At the initial trial in March 1913, Ray was tried and convicted for the murder of his sister. It was common practice in multiple murder cases to charge the defendant with only one death. That way, if he was exonerated, he could be tried again for another, allowing the prosecutor to skirt past the double jeopardy rule. Ray was found guilty and was headed for the gallows in October. The evidence against him was circumstantial, but Ray was perceived as being greedy and spoiled. It didn’t help his prospects when his grandfather testified in court about his constant demands for money.

My book,  MURDERED IN THEIR BEDS , mentions the Pfanschmidt murders as one of many such horrors that occurred in the Midwest during that era. The murders were, however, not connected to the Villisca murders or others of the time. 

My book, MURDERED IN THEIR BEDS, mentions the Pfanschmidt murders as one of many such horrors that occurred in the Midwest during that era. The murders were, however, not connected to the Villisca murders or others of the time. 

His lawyers appealed the case, stating that a change of venue request should have been granted due to extreme prejudice against the defendant expressed by people living in the area. They argued that some of the evidence (including letters from the bank regarding overdrafts) should not have been admitted. In February 1914, Pfanschmidt was granted a new trial by the Illinois Supreme Court. He was retried for the murder of his sister and found not guilty. He was then put on trial for the murder of his father and reasonable doubt won out again. The case for the murder of his mother was dismissed and the authorities didn’t try and convict him again. Pfanschmidt collected his inheritance and left Adams County for good.

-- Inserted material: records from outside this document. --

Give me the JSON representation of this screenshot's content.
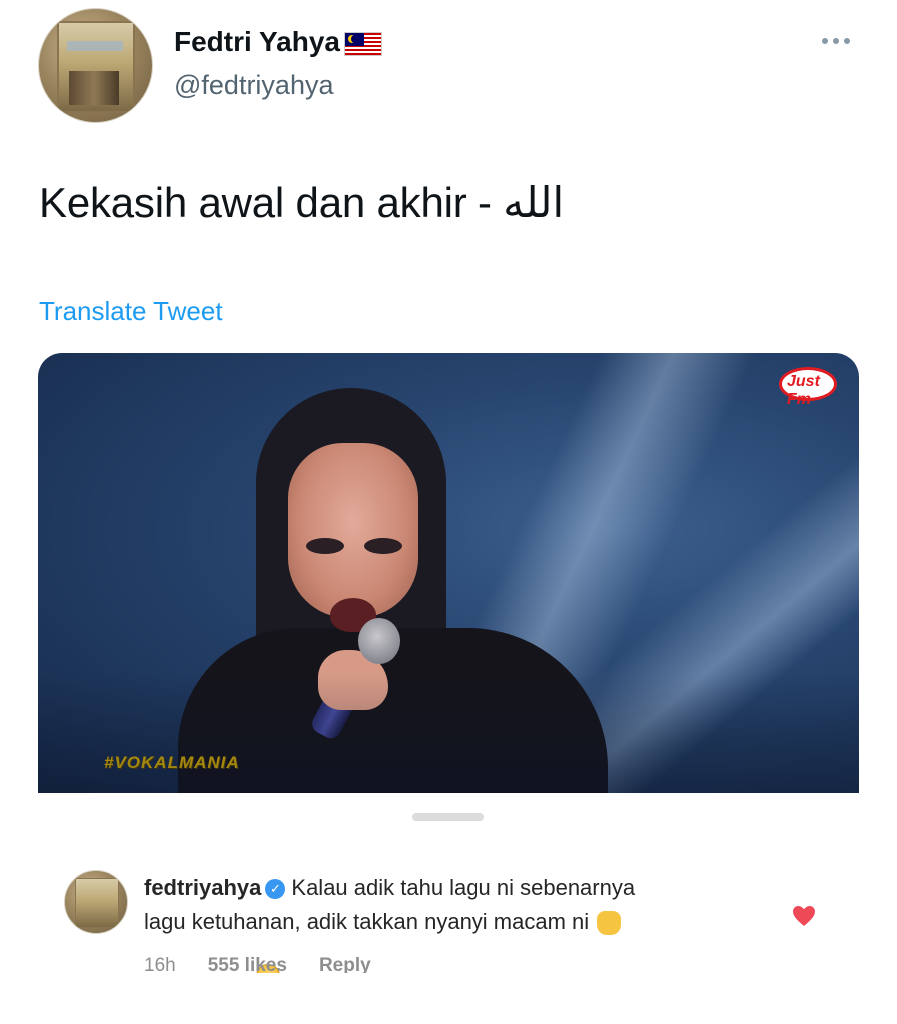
{
  "tweet": {
    "display_name": "Fedtri Yahya",
    "flag_icon": "malaysia-flag-icon",
    "handle": "@fedtriyahya",
    "text": "Kekasih awal dan akhir - الله",
    "translate_label": "Translate Tweet",
    "more_icon": "more-options-icon",
    "link_color": "#1d9bf0"
  },
  "media": {
    "channel_logo_text": "Just Fm",
    "hashtag_overlay": "#VOKALMANIA"
  },
  "comment": {
    "username": "fedtriyahya",
    "verified_icon": "verified-badge-icon",
    "text_line1": "Kalau adik tahu lagu ni sebenarnya",
    "text_line2": "lagu ketuhanan, adik takkan nyanyi macam ni",
    "emojis": [
      "raised-hands-emoji",
      "flushed-face-emoji"
    ],
    "time": "16h",
    "likes": "555 likes",
    "reply_label": "Reply",
    "heart_color": "#ed4956"
  }
}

Many people strongly believed that Ray had gotten away with murder. If so, C.W. Tobie helped him. For a time, the Burns detective was on the payroll of not only the state of Iowa, but was also being paid by the man he had been hired to investigate. It may have seemed like an ethical dilemma, but it Tobie could have connected the case in Illinois to the case in Iowa, he would have done so. The reward fund connected to the Villisca murders alone was substantial and Tobie – along with the Burns Agency – would have profited from a solution to the crime.

But that was not to be. The people of Iowa had been hoping for a solution to their own murders in Illinois, but that turned out not to be the case. There was no connection between the two crimes – other than that the murders were committed with an ax. The Pfanschmidt crime, while baffling, had almost none of the similarities between the earlier murders in Colorado, Kansas, Iowa, and elsewhere in Illinois. 

I take that back – there was one other connection between the Pfanschmidt murders and all of the others: the murder in Payson would also never be solved. 

There is an excellent book that has been written about the Pfanschmidt case by Beth Lane called LIES TOLD UNDER OATH. Check it out if you want to really dig into this story. As many readers already know, I mentioned this case in my book about Villisca and the rest of the Midwest Ax Murders in my book MURDERED IN THEIR BEDS.